━━━ Task inputs
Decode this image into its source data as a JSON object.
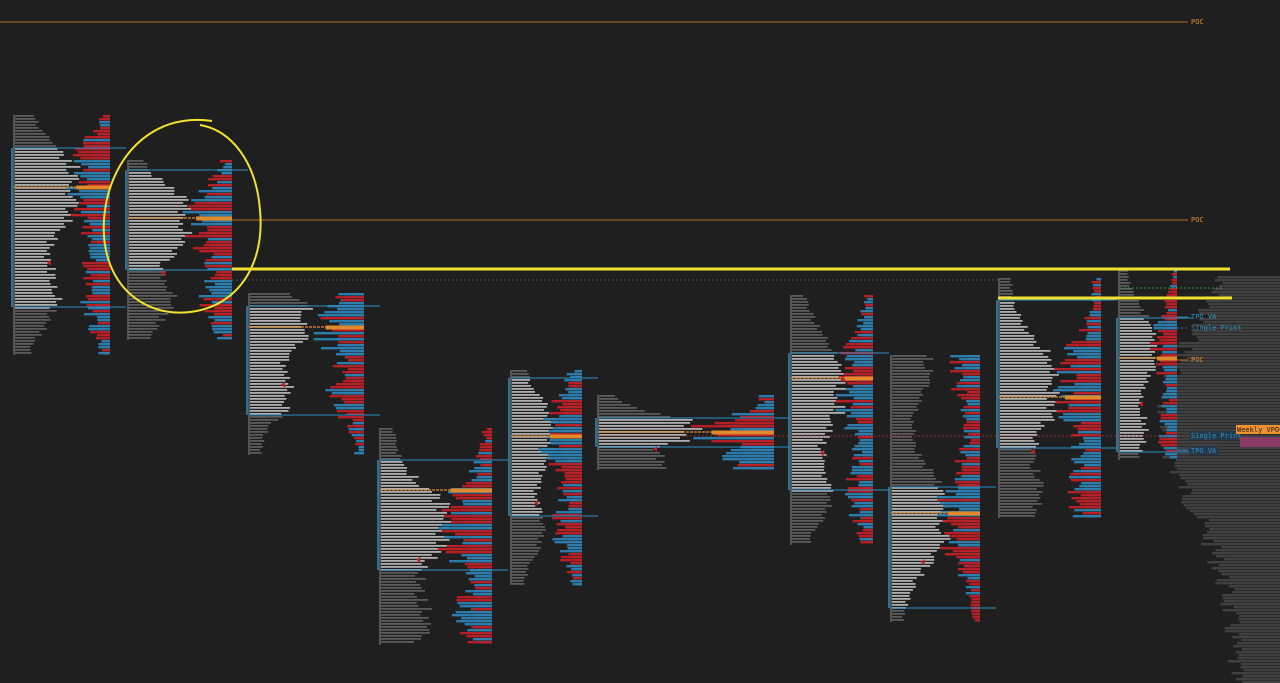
{
  "chart_data": {
    "type": "market-profile",
    "title": "",
    "xlabel": "",
    "ylabel": "",
    "annotations": [
      {
        "text": "POC",
        "color": "#e08a2c"
      },
      {
        "text": "POC",
        "color": "#e08a2c"
      },
      {
        "text": "TPO VA",
        "color": "#2b8fc4"
      },
      {
        "text": "Single Print",
        "color": "#2b8fc4"
      },
      {
        "text": "POC",
        "color": "#e08a2c"
      },
      {
        "text": "Single Print",
        "color": "#2b8fc4"
      },
      {
        "text": "TPO VA",
        "color": "#2b8fc4"
      },
      {
        "text": "Weekly VPOC",
        "color": "#f0922e"
      }
    ],
    "sessions": [
      {
        "high": 115,
        "low": 355,
        "poc": 187,
        "va_high": 148,
        "va_low": 307
      },
      {
        "high": 160,
        "low": 340,
        "poc": 218,
        "va_high": 170,
        "va_low": 270
      },
      {
        "high": 293,
        "low": 455,
        "poc": 327,
        "va_high": 306,
        "va_low": 415
      },
      {
        "high": 428,
        "low": 645,
        "poc": 490,
        "va_high": 460,
        "va_low": 570
      },
      {
        "high": 370,
        "low": 585,
        "poc": 436,
        "va_high": 378,
        "va_low": 516
      },
      {
        "high": 395,
        "low": 470,
        "poc": 432,
        "va_high": 418,
        "va_low": 447
      },
      {
        "high": 295,
        "low": 545,
        "poc": 378,
        "va_high": 353,
        "va_low": 490
      },
      {
        "high": 355,
        "low": 622,
        "poc": 513,
        "va_high": 487,
        "va_low": 608
      },
      {
        "high": 278,
        "low": 518,
        "poc": 397,
        "va_high": 300,
        "va_low": 448
      },
      {
        "high": 270,
        "low": 460,
        "poc": 358,
        "va_high": 318,
        "va_low": 452
      }
    ],
    "highlights": {
      "circle": {
        "color": "#f2e22e"
      },
      "lines_color": "#f2e22e"
    },
    "colors": {
      "background": "#1f1f1f",
      "tpo": "#c8c8c8",
      "poc": "#e08a2c",
      "va": "#2b8fc4",
      "sell": "#c01e26",
      "buy": "#2b7fb3",
      "volume": "#555555",
      "weekly_vpoc_bg": "#f0922e"
    }
  }
}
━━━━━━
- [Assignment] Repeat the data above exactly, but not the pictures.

- [Solution for this task]
Decode this image into its source data as a JSON object.
{
  "chart_data": {
    "type": "market-profile",
    "title": "",
    "xlabel": "",
    "ylabel": "",
    "annotations": [
      {
        "text": "POC",
        "color": "#e08a2c"
      },
      {
        "text": "POC",
        "color": "#e08a2c"
      },
      {
        "text": "TPO VA",
        "color": "#2b8fc4"
      },
      {
        "text": "Single Print",
        "color": "#2b8fc4"
      },
      {
        "text": "POC",
        "color": "#e08a2c"
      },
      {
        "text": "Single Print",
        "color": "#2b8fc4"
      },
      {
        "text": "TPO VA",
        "color": "#2b8fc4"
      },
      {
        "text": "Weekly VPOC",
        "color": "#f0922e"
      }
    ],
    "sessions": [
      {
        "high": 115,
        "low": 355,
        "poc": 187,
        "va_high": 148,
        "va_low": 307
      },
      {
        "high": 160,
        "low": 340,
        "poc": 218,
        "va_high": 170,
        "va_low": 270
      },
      {
        "high": 293,
        "low": 455,
        "poc": 327,
        "va_high": 306,
        "va_low": 415
      },
      {
        "high": 428,
        "low": 645,
        "poc": 490,
        "va_high": 460,
        "va_low": 570
      },
      {
        "high": 370,
        "low": 585,
        "poc": 436,
        "va_high": 378,
        "va_low": 516
      },
      {
        "high": 395,
        "low": 470,
        "poc": 432,
        "va_high": 418,
        "va_low": 447
      },
      {
        "high": 295,
        "low": 545,
        "poc": 378,
        "va_high": 353,
        "va_low": 490
      },
      {
        "high": 355,
        "low": 622,
        "poc": 513,
        "va_high": 487,
        "va_low": 608
      },
      {
        "high": 278,
        "low": 518,
        "poc": 397,
        "va_high": 300,
        "va_low": 448
      },
      {
        "high": 270,
        "low": 460,
        "poc": 358,
        "va_high": 318,
        "va_low": 452
      }
    ],
    "highlights": {
      "circle": {
        "color": "#f2e22e"
      },
      "lines_color": "#f2e22e"
    },
    "colors": {
      "background": "#1f1f1f",
      "tpo": "#c8c8c8",
      "poc": "#e08a2c",
      "va": "#2b8fc4",
      "sell": "#c01e26",
      "buy": "#2b7fb3",
      "volume": "#555555",
      "weekly_vpoc_bg": "#f0922e"
    }
  }
}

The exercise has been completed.